Exercise directions: Your job here is to restate every record exactly, pictures excluded.

The records:
[Start of Attachment]
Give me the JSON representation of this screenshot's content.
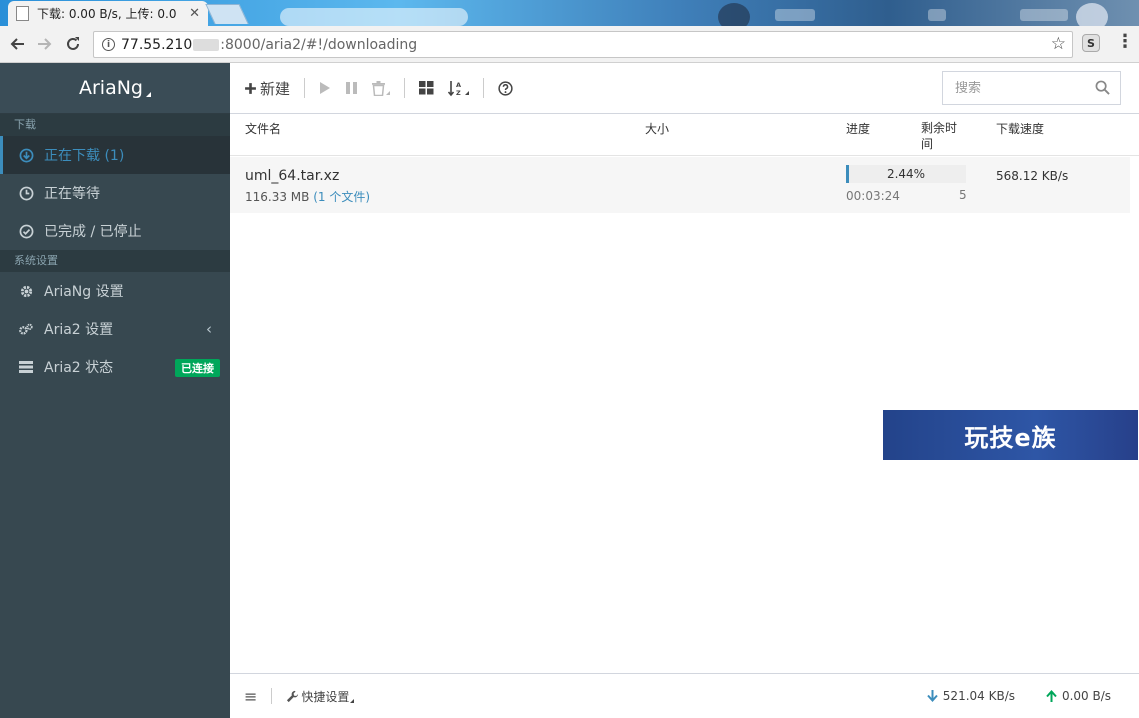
{
  "browser": {
    "tab_title": "下载: 0.00 B/s, 上传: 0.0",
    "close_glyph": "✕",
    "url_host": "77.55.210",
    "url_path": ":8000/aria2/#!/downloading",
    "ext_letter": "S"
  },
  "sidebar": {
    "brand": "AriaNg",
    "section_download": "下载",
    "items": [
      {
        "label": "正在下载 (1)",
        "icon": "download-circle-icon"
      },
      {
        "label": "正在等待",
        "icon": "clock-icon"
      },
      {
        "label": "已完成 / 已停止",
        "icon": "check-circle-icon"
      }
    ],
    "section_settings": "系统设置",
    "settings_items": [
      {
        "label": "AriaNg 设置",
        "icon": "gear-icon"
      },
      {
        "label": "Aria2 设置",
        "icon": "gears-icon"
      },
      {
        "label": "Aria2 状态",
        "icon": "server-icon",
        "badge": "已连接"
      }
    ],
    "colors": {
      "bg": "#374850",
      "active": "#3c8dbc",
      "badge": "#00a65a"
    }
  },
  "toolbar": {
    "new_label": "新建",
    "search_placeholder": "搜索"
  },
  "table": {
    "headers": {
      "name": "文件名",
      "size": "大小",
      "progress": "进度",
      "remaining": "剩余时间",
      "speed": "下载速度"
    },
    "rows": [
      {
        "name": "uml_64.tar.xz",
        "size": "116.33 MB",
        "files": "(1 个文件)",
        "progress_pct": "2.44%",
        "progress_value": 2.44,
        "elapsed": "00:03:24",
        "connections": "5",
        "speed": "568.12 KB/s"
      }
    ]
  },
  "watermark": "玩技e族",
  "footer": {
    "quick_settings": "快捷设置",
    "download_speed": "521.04 KB/s",
    "upload_speed": "0.00 B/s"
  }
}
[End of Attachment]
Solution for this problem:
Give me the JSON representation of this screenshot's content.
{
  "browser": {
    "tab_title": "下载: 0.00 B/s, 上传: 0.0",
    "close_glyph": "✕",
    "url_host": "77.55.210",
    "url_path": ":8000/aria2/#!/downloading",
    "ext_letter": "S"
  },
  "sidebar": {
    "brand": "AriaNg",
    "section_download": "下载",
    "items": [
      {
        "label": "正在下载 (1)",
        "icon": "download-circle-icon"
      },
      {
        "label": "正在等待",
        "icon": "clock-icon"
      },
      {
        "label": "已完成 / 已停止",
        "icon": "check-circle-icon"
      }
    ],
    "section_settings": "系统设置",
    "settings_items": [
      {
        "label": "AriaNg 设置",
        "icon": "gear-icon"
      },
      {
        "label": "Aria2 设置",
        "icon": "gears-icon"
      },
      {
        "label": "Aria2 状态",
        "icon": "server-icon",
        "badge": "已连接"
      }
    ],
    "colors": {
      "bg": "#374850",
      "active": "#3c8dbc",
      "badge": "#00a65a"
    }
  },
  "toolbar": {
    "new_label": "新建",
    "search_placeholder": "搜索"
  },
  "table": {
    "headers": {
      "name": "文件名",
      "size": "大小",
      "progress": "进度",
      "remaining": "剩余时间",
      "speed": "下载速度"
    },
    "rows": [
      {
        "name": "uml_64.tar.xz",
        "size": "116.33 MB",
        "files": "(1 个文件)",
        "progress_pct": "2.44%",
        "progress_value": 2.44,
        "elapsed": "00:03:24",
        "connections": "5",
        "speed": "568.12 KB/s"
      }
    ]
  },
  "watermark": "玩技e族",
  "footer": {
    "quick_settings": "快捷设置",
    "download_speed": "521.04 KB/s",
    "upload_speed": "0.00 B/s"
  }
}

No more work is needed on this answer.